Interviewers can learn a lot about a job applicant even when words aren’t being spoken. Subtle nonverbal clues can indicate a lack of interest, uneasiness or failure to properly prepare for the meeting, so it’s crucial you pay attention to your body language. Exhibiting poor posture, crossing your arms, chewing gum or having a tense look on your face can send a negative message. Appearing restless by checking your watch on the sly or playing with your hair also are definite no-nos. While it’s understandable to be nervous, try to relax and focus on maintaining eye contact and a pleasant smile.
“One woman immediately mentioned the days she would need to take off.”
When interviewing for a job, you need to clearly and succinctly define what you can do for the prospective employer — not what you can’t. Nor should you tell them what they should do for you. For example, do not go into an initial interview and make demands about salary, perks or vacation time. Once a job offer is extended, you can discuss money, benefits and time off.
“When asked what he had been doing while unemployed, the applicant said, ‘Staying home and watching TV.’”
How you spend your time when you’re out of a job still speaks to your work ethic. In addition to applying for jobs, you should continue to build your accounting and finance skills. For instance, take a computer course at the local college, volunteer with a nonprofit organization to hone a particular ability or get more involved with an industry association.

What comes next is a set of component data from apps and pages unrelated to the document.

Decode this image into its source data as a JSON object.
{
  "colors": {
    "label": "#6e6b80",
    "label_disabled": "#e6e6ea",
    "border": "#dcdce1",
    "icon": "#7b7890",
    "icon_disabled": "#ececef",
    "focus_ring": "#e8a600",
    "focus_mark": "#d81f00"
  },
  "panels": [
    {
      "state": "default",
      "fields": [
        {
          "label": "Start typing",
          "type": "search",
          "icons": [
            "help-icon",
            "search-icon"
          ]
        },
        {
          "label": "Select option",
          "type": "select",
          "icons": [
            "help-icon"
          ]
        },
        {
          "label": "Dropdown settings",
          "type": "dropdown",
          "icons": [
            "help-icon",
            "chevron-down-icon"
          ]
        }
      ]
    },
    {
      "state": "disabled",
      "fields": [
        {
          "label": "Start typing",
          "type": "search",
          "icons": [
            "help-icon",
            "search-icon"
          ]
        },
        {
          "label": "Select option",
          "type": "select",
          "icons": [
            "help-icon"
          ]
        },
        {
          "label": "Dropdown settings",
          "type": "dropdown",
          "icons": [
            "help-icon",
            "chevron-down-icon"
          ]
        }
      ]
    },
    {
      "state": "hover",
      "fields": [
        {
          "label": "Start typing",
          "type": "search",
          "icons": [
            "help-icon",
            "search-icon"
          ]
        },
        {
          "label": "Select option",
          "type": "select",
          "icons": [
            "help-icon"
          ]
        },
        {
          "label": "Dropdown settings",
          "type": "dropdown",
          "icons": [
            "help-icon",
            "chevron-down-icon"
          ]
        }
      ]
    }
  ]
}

Show prospective employers you’re working hard to expand your skill set and remain at the forefront of the accounting and finance industry.
Knowing how to deftly navigate the employment application and interview process is key, but don’t forget it doesn’t end once you’ve met with a firm. Survey respondents noted that “failing to follow up” after an employment interview or “constantly calling to see if they got the job” also were major mistakes. Continue to display your job-search savvy by sending a handwritten note to the hiring manager thanking him or her for the time and reasserting your interest in the job.